Comparative Analyses of "Medical Marijuana" Laws in the United States
- *Corresponding Author:
- Norman S Miller
CEO of Health Advocates PLLC, East Lansing, MI
Clinical Professor of Psychiatry, Department of Psychiatry
Medical College of George, Augusta University
Augusta, Georgia, USA
Tel: (517) 507-0407
E-mail: [email protected]
Received date: November 21, 2016; Accepted date: January 09, 2017; Published date: January 16, 2017
Citation: Miller NS, Saad ZA (2017) Comparative Analyses of “Medical Marijuana” Laws in the United States.
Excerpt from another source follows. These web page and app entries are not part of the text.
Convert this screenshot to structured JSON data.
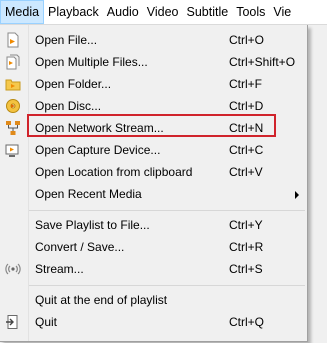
{
  "menubar": {
    "items": [
      "Media",
      "Playback",
      "Audio",
      "Video",
      "Subtitle",
      "Tools",
      "Vie"
    ]
  },
  "menu": {
    "items": [
      {
        "label": "Open File...",
        "shortcut": "Ctrl+O",
        "icon": "file-icon"
      },
      {
        "label": "Open Multiple Files...",
        "shortcut": "Ctrl+Shift+O",
        "icon": "files-icon"
      },
      {
        "label": "Open Folder...",
        "shortcut": "Ctrl+F",
        "icon": "folder-icon"
      },
      {
        "label": "Open Disc...",
        "shortcut": "Ctrl+D",
        "icon": "disc-icon"
      },
      {
        "label": "Open Network Stream...",
        "shortcut": "Ctrl+N",
        "icon": "network-icon"
      },
      {
        "label": "Open Capture Device...",
        "shortcut": "Ctrl+C",
        "icon": "capture-icon"
      },
      {
        "label": "Open Location from clipboard",
        "shortcut": "Ctrl+V",
        "icon": ""
      },
      {
        "label": "Open Recent Media",
        "shortcut": "",
        "icon": "",
        "submenu": true
      },
      {
        "label": "Save Playlist to File...",
        "shortcut": "Ctrl+Y",
        "icon": ""
      },
      {
        "label": "Convert / Save...",
        "shortcut": "Ctrl+R",
        "icon": ""
      },
      {
        "label": "Stream...",
        "shortcut": "Ctrl+S",
        "icon": "stream-icon"
      },
      {
        "label": "Quit at the end of playlist",
        "shortcut": "",
        "icon": ""
      },
      {
        "label": "Quit",
        "shortcut": "Ctrl+Q",
        "icon": "quit-icon"
      }
    ]
  },
  "highlighted_item": "Open Network Stream...",
  "colors": {
    "highlight_border": "#d0232b",
    "menubar_active": "#cce8ff",
    "menu_bg": "#f0f0f0"
  }
}
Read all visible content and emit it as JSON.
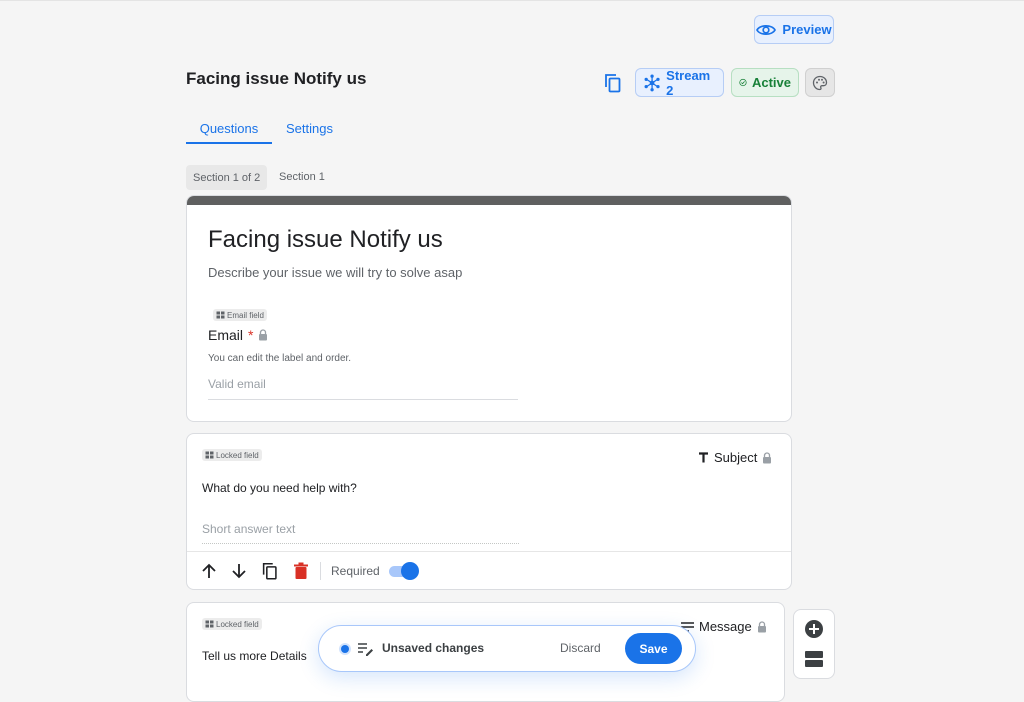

J Addict Res Ther S11:015. doi:10.4172/2155-6105.1000S11-015
Copyright: © 2017 Miller NS, et al. This is an open-access article distributed under the terms of the Creative Commons Attribution License, which permits unrestricted use, distribution, and reproduction in any medium, provided the original author and source are credited.
The medical justification as to the risks and benefits associated with the use of marijuana for medical purposes is not supported by current medical research and state and federal laws in the United States. State endorsed “medical marijuana” currently take the form of a dried plant, cannabis sativa. State laws in favor of legalizing marijuana for medical use fail to incorporate the general legal standards for medical practice and are created absent any uniformed guidelines. These attempts to circumvent federal law lack the support of the medical and legal community as they overlook the standards for safety and effectiveness established by the Food and Drug Administration for medical use. With a growing public demand for marijuana, states have merely attempted to bypass the federal government’s current regulations on marijuana by legalizing such laws.